# ASSIGNMENT
All entries below must be written out verbatim, and the images must be dropped.

# EXTRACTED RECORDS
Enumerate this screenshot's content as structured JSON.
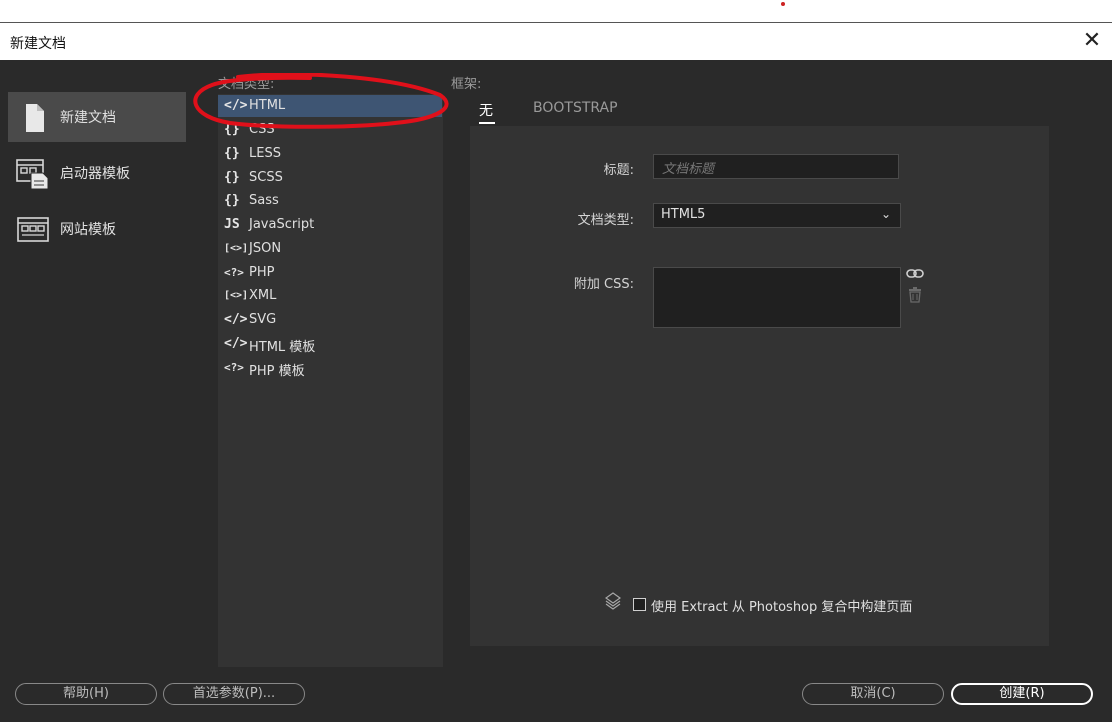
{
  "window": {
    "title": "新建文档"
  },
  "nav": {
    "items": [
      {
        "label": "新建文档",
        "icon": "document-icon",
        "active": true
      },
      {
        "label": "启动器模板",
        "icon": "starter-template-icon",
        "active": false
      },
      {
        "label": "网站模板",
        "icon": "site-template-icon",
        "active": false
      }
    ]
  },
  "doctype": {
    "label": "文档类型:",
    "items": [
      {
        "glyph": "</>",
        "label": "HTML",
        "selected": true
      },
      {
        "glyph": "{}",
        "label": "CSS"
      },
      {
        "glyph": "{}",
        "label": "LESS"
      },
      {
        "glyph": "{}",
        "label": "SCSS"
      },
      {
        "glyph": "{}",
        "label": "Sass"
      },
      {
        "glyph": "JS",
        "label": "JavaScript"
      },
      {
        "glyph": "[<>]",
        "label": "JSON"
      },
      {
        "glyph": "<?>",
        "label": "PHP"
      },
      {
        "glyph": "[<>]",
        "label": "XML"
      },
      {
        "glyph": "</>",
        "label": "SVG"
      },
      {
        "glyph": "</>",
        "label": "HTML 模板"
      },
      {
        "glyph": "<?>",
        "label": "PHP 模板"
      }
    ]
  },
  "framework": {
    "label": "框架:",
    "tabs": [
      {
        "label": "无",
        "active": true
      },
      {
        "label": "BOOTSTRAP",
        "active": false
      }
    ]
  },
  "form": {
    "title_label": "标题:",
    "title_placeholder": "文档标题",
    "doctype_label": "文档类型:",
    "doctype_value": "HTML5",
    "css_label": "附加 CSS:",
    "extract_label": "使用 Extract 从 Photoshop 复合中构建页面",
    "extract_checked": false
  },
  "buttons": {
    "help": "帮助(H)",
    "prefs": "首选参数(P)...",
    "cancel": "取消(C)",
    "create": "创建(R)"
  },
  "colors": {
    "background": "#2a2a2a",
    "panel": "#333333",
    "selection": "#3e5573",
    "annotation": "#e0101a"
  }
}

# SOLUTION TO THIS TASK
Enumerate this screenshot's content as structured JSON.
{
  "window": {
    "title": "新建文档"
  },
  "nav": {
    "items": [
      {
        "label": "新建文档",
        "icon": "document-icon",
        "active": true
      },
      {
        "label": "启动器模板",
        "icon": "starter-template-icon",
        "active": false
      },
      {
        "label": "网站模板",
        "icon": "site-template-icon",
        "active": false
      }
    ]
  },
  "doctype": {
    "label": "文档类型:",
    "items": [
      {
        "glyph": "</>",
        "label": "HTML",
        "selected": true
      },
      {
        "glyph": "{}",
        "label": "CSS"
      },
      {
        "glyph": "{}",
        "label": "LESS"
      },
      {
        "glyph": "{}",
        "label": "SCSS"
      },
      {
        "glyph": "{}",
        "label": "Sass"
      },
      {
        "glyph": "JS",
        "label": "JavaScript"
      },
      {
        "glyph": "[<>]",
        "label": "JSON"
      },
      {
        "glyph": "<?>",
        "label": "PHP"
      },
      {
        "glyph": "[<>]",
        "label": "XML"
      },
      {
        "glyph": "</>",
        "label": "SVG"
      },
      {
        "glyph": "</>",
        "label": "HTML 模板"
      },
      {
        "glyph": "<?>",
        "label": "PHP 模板"
      }
    ]
  },
  "framework": {
    "label": "框架:",
    "tabs": [
      {
        "label": "无",
        "active": true
      },
      {
        "label": "BOOTSTRAP",
        "active": false
      }
    ]
  },
  "form": {
    "title_label": "标题:",
    "title_placeholder": "文档标题",
    "doctype_label": "文档类型:",
    "doctype_value": "HTML5",
    "css_label": "附加 CSS:",
    "extract_label": "使用 Extract 从 Photoshop 复合中构建页面",
    "extract_checked": false
  },
  "buttons": {
    "help": "帮助(H)",
    "prefs": "首选参数(P)...",
    "cancel": "取消(C)",
    "create": "创建(R)"
  },
  "colors": {
    "background": "#2a2a2a",
    "panel": "#333333",
    "selection": "#3e5573",
    "annotation": "#e0101a"
  }
}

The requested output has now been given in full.